Many of us have begun working from home due to the COVID-19 pandemic, and if you've set up shop inside your bedroom, this may create confusion for our brains in regards to where we're meant to sleep and where we're meant to work. While not always possible, if you can, try and build some separation between your workstation and your sleeping quarters using a partition, plants, or furniture.
Getting a baby to sleep is a challenge in itself, but it's also easy to fall into bad habits making the daily task more difficult. When looking to create better sleep habits for you and your child, it's wise to avoid a few practices to encourage independent sleep routines.
These habits are perfectly reasonable and may be necessary at times, but only up to a point. By the age of six months, your child should ideally not be reliant on any of these routines. If these habits begin to encroach significantly on your own sleep needs, it may be time to reevaluate your habits.
Quality rest is an essential component of our well-being and mental health. When we fail to get the rest we need regularly, we risk compromising other aspects of our health to function correctly. Not getting enough sleep puts us at a higher risk for severe conditions such as heart disease, obesity, depression, and more.
Inadequate rest can also lead to a weakened immune system, brain fog, low concentration, and a shorter life expectancy. Creating positive sleep habits is not only better for our mental state, but it's also critical for our well-being and long-term health.
 “The Color of the Light Affects the Circadian Rhythms”, Centers for Disease Control and Prevention, 1 Apr. 2020.
 “Let Your Brain Rest: Boredom Can Be Good For Your Health”, Neuroscience News, 30 Aug. 2020.
 “Here's What Happens When You Don't Get Enough Sleep (And How Much You Really Need a Night)”, Health Essentials from Cleveland Clinic, 11 Mar. 2021.
 “How Long Should You Wait Before Going To Bed After Dinner?”, PharmEasy Blog, 21 Dec. 2019.
 “Why Does Caffeine Make Us Stay Awake?: Ask Dr. Universe: Washington State University”, Ask Dr. Universe, 6 Dec. 2018.
 “Spilling the Beans: How Much Caffeine Is Too Much?”, U.S. Food and Drug Administration, FDA
 Soon-Yeob Park, et al., “The Effects of Alcohol on Quality of Sleep”, Korean Journal of Family Medicine, The Korean Academy of Family Medicine, Nov. 2015.

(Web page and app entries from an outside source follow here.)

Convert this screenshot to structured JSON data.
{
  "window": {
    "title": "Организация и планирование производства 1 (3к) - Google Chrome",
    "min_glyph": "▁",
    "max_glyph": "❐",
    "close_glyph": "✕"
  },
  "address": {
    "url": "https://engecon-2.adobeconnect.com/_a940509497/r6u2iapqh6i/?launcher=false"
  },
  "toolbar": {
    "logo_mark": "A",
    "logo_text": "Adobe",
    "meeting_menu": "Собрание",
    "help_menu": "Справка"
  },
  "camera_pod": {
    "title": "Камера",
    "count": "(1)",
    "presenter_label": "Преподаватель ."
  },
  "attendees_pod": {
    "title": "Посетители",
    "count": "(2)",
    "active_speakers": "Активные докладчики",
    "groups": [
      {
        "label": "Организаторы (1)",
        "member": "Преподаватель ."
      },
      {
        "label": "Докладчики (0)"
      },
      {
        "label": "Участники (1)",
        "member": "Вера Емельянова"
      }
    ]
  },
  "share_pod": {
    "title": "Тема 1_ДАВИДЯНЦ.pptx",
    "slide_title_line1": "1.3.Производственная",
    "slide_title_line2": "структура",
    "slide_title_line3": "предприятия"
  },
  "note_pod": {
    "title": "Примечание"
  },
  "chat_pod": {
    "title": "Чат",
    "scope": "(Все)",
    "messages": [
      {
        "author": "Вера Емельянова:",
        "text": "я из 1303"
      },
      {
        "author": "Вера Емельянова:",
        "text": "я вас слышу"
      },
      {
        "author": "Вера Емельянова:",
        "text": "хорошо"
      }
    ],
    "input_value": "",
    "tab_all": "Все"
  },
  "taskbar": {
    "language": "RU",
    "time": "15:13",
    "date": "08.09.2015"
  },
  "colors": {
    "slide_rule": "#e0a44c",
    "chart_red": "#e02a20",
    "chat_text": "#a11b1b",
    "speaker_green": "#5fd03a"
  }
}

 Paul Gringras,et al., “Bigger, Brighter, Bluer-Better? Current Light-Emitting Devices – Adverse Sleep Properties and Preventative Strategies”, Frontiers in Public Health, Frontiers Media S.A., 13 Oct. 2015.